Moisture Festival

The world’s largest comedy/varieté festival, the Moisture Festival is a four week-long festival in Seattle during spring. Produced by a non-profit organization, the festival takes inspiration from music halls, cabaret, and vaudeville. Each show combines a live show band, comedy, and “physical and mental dexterity,” plus an element of Seattle’s circus and burlesque scene. In an effort to stay true to the performers’ philosophy of accessible art, tickets are kept affordable at no more than $30. That does, however, mean that the festival relies heavily on fundraising and community support. Most shows are hosted at Hale’s Palladium, which used to be the storage of Hale’s Ales, and the rest are at the Broadway Performance Hall.

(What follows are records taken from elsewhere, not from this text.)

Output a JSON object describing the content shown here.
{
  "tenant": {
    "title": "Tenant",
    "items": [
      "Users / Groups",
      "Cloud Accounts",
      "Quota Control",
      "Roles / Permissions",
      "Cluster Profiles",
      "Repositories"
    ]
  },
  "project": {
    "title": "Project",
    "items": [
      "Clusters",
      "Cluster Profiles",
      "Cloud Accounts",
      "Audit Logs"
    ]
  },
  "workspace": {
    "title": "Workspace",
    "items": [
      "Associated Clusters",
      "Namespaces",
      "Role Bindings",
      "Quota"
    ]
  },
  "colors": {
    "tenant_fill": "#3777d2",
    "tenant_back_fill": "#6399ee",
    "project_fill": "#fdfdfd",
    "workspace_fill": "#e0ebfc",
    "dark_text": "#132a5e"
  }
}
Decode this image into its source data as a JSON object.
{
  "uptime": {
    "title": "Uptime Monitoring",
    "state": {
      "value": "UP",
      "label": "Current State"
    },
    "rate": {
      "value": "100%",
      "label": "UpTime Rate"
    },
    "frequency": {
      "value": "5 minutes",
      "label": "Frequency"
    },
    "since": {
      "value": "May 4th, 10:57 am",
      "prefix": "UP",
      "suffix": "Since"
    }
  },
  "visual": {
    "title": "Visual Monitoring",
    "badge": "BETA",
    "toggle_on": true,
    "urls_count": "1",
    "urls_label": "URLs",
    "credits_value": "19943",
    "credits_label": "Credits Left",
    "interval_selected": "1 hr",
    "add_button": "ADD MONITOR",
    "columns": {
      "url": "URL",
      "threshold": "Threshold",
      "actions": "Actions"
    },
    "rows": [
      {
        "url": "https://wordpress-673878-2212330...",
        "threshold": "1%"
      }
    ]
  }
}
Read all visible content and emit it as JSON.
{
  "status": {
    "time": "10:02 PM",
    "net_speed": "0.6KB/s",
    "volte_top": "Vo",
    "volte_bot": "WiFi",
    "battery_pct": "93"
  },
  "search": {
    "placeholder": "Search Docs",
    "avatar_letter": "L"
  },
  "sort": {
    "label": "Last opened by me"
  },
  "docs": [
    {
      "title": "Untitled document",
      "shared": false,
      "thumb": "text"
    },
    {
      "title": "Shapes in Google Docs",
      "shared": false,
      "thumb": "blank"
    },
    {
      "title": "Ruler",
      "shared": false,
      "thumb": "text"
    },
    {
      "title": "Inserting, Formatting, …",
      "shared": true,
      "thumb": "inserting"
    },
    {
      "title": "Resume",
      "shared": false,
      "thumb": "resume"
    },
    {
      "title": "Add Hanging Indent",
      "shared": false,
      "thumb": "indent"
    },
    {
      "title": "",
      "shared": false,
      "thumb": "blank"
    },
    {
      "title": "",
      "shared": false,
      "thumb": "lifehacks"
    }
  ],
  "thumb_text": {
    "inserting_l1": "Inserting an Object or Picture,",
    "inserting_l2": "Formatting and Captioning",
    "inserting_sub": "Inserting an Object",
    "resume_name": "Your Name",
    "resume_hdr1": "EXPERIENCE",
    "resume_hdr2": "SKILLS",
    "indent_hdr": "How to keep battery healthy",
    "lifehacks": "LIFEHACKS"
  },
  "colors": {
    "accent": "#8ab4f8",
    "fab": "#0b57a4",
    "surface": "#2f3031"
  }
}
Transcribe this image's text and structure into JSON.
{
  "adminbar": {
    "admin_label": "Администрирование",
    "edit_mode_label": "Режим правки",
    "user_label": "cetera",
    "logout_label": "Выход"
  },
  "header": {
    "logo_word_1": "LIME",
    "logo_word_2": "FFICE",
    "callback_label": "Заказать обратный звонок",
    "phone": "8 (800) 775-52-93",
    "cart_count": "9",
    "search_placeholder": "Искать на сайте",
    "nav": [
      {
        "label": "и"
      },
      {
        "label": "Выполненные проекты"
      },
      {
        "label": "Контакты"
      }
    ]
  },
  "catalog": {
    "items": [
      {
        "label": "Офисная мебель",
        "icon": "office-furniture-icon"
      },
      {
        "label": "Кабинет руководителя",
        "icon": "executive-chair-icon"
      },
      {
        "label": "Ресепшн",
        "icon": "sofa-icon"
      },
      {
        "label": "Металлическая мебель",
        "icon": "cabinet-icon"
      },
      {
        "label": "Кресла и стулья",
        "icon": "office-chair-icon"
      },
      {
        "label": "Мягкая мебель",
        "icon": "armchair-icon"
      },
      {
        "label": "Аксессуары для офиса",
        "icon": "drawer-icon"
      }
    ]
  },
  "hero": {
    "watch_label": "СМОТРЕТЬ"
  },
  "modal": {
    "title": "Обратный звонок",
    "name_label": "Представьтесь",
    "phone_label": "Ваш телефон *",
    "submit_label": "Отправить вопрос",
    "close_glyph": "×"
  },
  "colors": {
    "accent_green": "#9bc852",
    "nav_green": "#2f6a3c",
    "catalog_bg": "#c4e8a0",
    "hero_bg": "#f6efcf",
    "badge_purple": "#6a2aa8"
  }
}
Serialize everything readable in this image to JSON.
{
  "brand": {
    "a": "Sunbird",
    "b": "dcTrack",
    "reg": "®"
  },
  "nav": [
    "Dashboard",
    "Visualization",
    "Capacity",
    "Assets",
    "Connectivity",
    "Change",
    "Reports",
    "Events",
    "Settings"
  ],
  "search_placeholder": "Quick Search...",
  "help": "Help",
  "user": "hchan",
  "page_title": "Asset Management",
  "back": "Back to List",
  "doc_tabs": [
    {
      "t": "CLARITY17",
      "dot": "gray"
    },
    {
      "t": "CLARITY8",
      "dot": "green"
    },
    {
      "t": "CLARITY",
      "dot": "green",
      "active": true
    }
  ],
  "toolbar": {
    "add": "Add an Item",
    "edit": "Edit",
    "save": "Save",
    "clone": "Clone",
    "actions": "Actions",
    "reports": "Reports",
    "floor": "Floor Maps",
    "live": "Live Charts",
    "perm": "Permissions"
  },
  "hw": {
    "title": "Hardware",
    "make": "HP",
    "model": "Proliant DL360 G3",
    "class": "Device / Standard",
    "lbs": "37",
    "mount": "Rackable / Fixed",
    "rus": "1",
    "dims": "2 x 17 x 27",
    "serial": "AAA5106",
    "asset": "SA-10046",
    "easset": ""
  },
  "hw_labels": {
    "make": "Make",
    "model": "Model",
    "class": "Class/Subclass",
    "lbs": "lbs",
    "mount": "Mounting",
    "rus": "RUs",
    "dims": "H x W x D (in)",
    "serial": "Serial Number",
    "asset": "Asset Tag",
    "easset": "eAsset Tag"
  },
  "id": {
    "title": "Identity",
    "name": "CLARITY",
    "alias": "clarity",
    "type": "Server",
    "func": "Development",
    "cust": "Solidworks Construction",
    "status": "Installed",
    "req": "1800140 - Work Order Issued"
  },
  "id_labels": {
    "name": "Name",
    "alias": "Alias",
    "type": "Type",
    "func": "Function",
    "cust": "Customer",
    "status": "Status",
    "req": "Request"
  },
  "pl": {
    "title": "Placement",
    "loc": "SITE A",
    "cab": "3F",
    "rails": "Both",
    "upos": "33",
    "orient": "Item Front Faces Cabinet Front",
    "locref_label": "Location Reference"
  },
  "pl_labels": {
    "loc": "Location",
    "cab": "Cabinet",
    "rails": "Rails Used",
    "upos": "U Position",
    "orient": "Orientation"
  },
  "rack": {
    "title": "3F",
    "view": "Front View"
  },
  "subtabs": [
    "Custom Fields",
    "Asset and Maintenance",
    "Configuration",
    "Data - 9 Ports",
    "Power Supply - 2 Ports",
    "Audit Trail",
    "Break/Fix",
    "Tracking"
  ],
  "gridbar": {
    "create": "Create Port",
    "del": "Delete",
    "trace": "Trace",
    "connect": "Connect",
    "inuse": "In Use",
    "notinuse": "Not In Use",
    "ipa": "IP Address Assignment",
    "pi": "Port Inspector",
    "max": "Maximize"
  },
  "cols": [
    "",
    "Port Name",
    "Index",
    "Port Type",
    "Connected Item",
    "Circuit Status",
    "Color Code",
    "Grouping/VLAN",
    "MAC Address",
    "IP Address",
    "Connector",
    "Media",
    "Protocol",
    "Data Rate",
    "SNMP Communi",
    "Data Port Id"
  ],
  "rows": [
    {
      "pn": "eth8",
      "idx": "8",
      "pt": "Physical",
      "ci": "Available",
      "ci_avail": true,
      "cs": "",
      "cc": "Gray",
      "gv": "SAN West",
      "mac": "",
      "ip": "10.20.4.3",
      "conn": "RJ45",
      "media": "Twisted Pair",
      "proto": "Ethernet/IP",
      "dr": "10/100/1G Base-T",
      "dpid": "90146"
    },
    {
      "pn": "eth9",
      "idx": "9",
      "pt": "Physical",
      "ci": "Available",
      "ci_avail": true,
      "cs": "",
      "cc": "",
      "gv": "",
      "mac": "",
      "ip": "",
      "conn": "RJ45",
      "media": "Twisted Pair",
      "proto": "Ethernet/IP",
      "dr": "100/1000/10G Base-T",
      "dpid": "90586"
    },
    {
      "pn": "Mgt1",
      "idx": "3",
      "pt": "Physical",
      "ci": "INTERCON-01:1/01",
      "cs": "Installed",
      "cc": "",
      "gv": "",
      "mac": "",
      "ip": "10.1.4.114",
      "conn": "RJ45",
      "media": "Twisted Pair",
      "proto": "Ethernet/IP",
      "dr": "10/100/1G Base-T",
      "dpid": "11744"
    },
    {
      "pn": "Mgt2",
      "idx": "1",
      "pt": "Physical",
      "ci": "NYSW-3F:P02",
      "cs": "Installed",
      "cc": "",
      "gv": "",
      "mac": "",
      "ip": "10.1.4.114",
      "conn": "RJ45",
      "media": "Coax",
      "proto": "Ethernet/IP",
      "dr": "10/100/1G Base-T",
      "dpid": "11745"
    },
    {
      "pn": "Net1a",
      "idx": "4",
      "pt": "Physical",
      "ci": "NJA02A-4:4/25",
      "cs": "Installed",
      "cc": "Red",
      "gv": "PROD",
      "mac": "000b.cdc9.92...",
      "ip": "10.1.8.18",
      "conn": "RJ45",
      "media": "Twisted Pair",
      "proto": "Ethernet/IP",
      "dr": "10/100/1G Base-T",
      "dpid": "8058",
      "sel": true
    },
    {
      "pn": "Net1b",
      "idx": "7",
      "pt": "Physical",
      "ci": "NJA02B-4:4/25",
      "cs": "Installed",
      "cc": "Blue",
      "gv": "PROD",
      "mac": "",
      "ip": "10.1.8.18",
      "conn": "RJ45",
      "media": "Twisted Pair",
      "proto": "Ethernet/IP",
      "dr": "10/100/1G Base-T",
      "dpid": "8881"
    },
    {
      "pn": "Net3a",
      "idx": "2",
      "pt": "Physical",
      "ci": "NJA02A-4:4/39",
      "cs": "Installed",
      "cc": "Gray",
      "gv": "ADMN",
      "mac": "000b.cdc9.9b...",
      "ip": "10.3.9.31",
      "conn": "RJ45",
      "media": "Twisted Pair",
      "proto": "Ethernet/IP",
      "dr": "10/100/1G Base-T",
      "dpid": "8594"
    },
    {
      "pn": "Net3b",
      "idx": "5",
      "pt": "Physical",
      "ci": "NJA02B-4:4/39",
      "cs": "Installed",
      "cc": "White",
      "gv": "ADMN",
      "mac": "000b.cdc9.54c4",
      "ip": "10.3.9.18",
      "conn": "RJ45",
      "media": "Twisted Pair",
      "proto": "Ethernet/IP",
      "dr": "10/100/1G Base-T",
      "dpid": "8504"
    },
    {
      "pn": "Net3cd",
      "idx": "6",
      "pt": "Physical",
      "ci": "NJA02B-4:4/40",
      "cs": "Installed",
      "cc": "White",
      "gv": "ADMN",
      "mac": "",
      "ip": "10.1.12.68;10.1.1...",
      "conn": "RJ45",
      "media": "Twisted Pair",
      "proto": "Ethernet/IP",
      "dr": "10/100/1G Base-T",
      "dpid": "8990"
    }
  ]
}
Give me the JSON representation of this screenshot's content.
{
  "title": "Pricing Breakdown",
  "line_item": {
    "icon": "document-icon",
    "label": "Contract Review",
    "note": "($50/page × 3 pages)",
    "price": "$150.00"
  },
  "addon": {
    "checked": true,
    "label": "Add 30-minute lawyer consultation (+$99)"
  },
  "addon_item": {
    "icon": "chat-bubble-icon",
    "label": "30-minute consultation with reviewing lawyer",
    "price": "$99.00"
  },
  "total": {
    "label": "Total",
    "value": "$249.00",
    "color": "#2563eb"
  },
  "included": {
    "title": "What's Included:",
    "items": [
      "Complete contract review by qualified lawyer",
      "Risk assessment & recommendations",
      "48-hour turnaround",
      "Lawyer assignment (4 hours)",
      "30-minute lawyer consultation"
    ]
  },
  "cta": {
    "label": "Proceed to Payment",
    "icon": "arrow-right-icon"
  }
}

Moisture Festival Acrobats
Moisture Festival Acrobats | © Allie Cooper / Flickr

So Seattle

The final reason Frelard is awesome is because it is just so Seattle. Taking an area that is so forlorn and forgotten that its own residents can’t agree on what to call it, and developing it from industrial to commercial is rather common in Seattle. Not only is the area increasingly attracting visitors, but it has been built on quality products and quality intentions. The burgeoning music venue in this growing neighborhood doesn’t book as many big names as it can, but rather puts the spotlight on those who have earned it, but haven’t yet been recognized. Frelard is a mass of collisions: collisions of passion, sustainability, creativity, and community that works in a way that only Seattle can make it work.